Kate is an incredibly picky eater.
Or rather, a “selective” eater, as the nutritionist on her cleft palate team has corrected me.
She currently has about five foods on rotation for breakfast and lunch, and spends most family dinners squirming in her seat and singing songs instead of eating what I’ve prepared.
She informed me a few months ago that she wants a Frozen-themed birthday party when she turns five (three months from now) and has been brainstorming party ideas ever since. One of her ideas is to serve carrots for food since Olaf’s nose is a carrot.
“That’s a great idea, Kate!” I exclaimed…”but you don’t even eat carrots.”
I considered this a great opportunity to talk to her about goal setting and suggested she set a goal of liking carrots by her 5th birthday. “It’ll be easy!” I urged. “You can have one bite of a carrot today, two bites tomorrow, three bites the next day, and before you know it your mouth will love carrots so much you’ll be asking for them at every meal!”
Kate considered this plan for a handful of seconds before she countered, “What if I’m allergic to carrots?”
She’s a quick one.
We’ve been so lucky that Kate hasn’t had any allergic reactions to food, but it is so commonplace among our friends’ kids and Kate’s classmates that she’s fully aware that allergies = food that is off limits.
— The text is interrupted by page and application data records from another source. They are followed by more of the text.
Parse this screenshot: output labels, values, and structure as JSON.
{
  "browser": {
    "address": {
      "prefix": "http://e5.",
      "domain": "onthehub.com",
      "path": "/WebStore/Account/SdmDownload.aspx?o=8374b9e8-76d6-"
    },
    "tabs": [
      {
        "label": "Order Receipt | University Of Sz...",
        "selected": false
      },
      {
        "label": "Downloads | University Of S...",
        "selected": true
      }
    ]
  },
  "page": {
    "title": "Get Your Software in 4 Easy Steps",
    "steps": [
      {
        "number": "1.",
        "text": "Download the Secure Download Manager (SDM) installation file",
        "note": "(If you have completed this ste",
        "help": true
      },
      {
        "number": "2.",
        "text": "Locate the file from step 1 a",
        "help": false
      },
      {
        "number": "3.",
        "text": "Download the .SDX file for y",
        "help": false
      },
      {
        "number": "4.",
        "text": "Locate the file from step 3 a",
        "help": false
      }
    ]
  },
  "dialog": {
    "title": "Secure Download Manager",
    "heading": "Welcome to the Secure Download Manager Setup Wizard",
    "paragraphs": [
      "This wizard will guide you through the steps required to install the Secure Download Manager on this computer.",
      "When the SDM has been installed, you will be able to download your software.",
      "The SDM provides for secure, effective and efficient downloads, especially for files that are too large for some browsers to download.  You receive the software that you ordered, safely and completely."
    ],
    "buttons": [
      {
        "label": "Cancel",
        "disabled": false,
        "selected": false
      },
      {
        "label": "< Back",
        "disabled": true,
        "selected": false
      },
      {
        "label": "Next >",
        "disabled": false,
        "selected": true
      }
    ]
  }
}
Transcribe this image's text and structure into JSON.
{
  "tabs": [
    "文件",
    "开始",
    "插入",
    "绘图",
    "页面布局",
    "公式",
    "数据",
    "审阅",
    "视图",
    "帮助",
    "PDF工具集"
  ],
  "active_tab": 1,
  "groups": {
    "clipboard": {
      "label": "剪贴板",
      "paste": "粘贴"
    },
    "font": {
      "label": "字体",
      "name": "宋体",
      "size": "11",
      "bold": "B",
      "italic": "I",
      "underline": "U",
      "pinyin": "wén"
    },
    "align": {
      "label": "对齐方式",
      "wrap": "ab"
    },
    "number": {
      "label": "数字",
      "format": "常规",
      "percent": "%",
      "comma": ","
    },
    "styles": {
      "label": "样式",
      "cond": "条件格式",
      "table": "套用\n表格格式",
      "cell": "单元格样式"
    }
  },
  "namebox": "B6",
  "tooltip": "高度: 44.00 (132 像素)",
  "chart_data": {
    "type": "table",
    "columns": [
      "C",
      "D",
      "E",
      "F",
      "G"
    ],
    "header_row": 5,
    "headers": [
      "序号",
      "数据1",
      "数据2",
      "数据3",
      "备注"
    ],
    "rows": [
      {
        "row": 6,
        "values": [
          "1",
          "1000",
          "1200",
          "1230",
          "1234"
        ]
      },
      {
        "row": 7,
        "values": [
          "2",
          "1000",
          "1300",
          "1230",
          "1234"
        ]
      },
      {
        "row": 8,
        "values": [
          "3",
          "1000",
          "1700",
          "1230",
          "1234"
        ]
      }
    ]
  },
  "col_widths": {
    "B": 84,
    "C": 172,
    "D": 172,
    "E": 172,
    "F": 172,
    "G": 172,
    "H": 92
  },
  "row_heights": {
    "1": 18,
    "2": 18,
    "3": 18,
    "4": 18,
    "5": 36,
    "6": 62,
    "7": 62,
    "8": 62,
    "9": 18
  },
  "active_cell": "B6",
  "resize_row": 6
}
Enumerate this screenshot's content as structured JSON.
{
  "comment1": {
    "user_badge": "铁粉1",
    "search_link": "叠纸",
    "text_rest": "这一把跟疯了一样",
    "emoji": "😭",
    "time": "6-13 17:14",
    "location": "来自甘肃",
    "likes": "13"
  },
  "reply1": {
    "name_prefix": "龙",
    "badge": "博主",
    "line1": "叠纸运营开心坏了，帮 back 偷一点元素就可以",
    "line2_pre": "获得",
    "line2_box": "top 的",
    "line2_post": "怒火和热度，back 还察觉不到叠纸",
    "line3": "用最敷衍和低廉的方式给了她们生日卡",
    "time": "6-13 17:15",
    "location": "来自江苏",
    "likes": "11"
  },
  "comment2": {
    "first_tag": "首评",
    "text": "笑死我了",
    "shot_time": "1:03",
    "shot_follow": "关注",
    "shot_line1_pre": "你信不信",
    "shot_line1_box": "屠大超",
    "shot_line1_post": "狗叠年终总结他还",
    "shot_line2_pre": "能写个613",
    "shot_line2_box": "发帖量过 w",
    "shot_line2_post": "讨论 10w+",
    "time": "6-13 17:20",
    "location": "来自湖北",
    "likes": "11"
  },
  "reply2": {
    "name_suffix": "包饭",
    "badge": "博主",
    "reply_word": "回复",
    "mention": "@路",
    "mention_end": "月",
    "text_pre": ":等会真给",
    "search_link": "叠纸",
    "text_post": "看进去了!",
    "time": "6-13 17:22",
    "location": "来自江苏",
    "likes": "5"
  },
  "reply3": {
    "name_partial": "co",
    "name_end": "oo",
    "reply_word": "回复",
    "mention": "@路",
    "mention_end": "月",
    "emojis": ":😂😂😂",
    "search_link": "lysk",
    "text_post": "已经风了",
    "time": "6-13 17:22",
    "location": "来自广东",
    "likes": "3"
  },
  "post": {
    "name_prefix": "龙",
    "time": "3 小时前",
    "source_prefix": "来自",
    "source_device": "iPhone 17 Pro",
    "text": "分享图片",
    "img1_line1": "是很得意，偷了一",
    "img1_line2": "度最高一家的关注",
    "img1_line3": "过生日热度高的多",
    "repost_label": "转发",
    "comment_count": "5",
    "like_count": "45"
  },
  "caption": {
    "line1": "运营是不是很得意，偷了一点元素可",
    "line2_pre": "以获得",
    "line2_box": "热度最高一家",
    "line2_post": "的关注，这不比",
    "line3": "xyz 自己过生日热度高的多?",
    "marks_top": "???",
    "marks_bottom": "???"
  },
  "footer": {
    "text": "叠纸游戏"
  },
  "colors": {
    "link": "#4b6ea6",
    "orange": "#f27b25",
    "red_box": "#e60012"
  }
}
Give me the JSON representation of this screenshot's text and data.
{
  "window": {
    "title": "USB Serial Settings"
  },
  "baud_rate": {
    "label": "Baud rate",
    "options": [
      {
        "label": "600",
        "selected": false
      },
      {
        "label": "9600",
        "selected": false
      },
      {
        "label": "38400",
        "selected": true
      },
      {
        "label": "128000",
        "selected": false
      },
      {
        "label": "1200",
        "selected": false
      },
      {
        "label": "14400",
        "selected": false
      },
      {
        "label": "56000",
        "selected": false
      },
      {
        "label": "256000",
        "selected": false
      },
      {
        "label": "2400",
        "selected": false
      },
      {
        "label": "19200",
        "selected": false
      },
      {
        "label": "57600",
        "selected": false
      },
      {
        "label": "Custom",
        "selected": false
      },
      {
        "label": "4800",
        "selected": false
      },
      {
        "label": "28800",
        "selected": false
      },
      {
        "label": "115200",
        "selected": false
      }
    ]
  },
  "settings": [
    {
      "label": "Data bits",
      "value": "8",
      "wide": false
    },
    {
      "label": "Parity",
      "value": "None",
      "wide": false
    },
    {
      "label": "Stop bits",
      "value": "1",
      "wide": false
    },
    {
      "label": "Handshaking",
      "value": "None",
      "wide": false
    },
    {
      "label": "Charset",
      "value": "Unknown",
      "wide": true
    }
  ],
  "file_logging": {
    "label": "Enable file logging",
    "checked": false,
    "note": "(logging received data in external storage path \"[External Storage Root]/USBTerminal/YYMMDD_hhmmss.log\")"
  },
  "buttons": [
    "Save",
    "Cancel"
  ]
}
Kate might’ve been wishing she was allergic to carrots, but the reality is nobody likes dealing with allergies. Having a food allergy – or several – means only getting to eat certain foods at the birthday party, possibly having to say no to that cupcake all the other kids are gobbling up, turning down the team snack after soccer practice, and – at Halloween time – having to toss out some of that coveted trick-o-treating candy.
But not anymore!
The Teal Pumpkin Project, created by FARE (Food Allergy Research & Education), is a trick-o-treating concept geared toward children with allergies – and it’s sweeping the nation. The concept is simple:
- Buy low cost non-food items to hand out for Halloween (pencils, stickers, etc.).
- Paint a pumpkin teal.
- Set it by your front door as a sign that you have non-food treats available for all the little goblins, ghouls, and Princess Elsa’s with food allergies that come knocking.
When I first heard about this concept I was so excited to be a part of it, and once I explained it to Kate she was equally as eager to join in the fun. So we grabbed a pumpkin and teal paint, hit Target’s dollar section, and joined the Teal Pumpkin Project!
To start, we taped off the stem of our pumpkin to keep it paint-free, as Kate wielded her brush.
You can cover your pumpkin in any kind of teal you’d like. Kate and I chose this fun metallic craft paint for a little shine. It’s “Peacock Pearl” from DecoArt’s Dazzling Metallics line.
This was such a fun little DIY project for us to do, and a great way to teach her that allergies are no joke.
For our Teal Pumpkin Project treats we chose Halloween pencils, little pony figurines, squishy spiky balls, and glow-in-the-dark fangs:
Set your teal pumpkin outside where trick-o-treators will be able to see it on Halloween, and post this sign to let kids and parents know you have non-food items available:
Now we’re all set for Halloween for every little cutie who rings our bell! Won’t you join us?
(Psst – If we ring your bell feel free to give my daughter carrots.)
Like this project? Check out the All Things G&D DIY Gallery!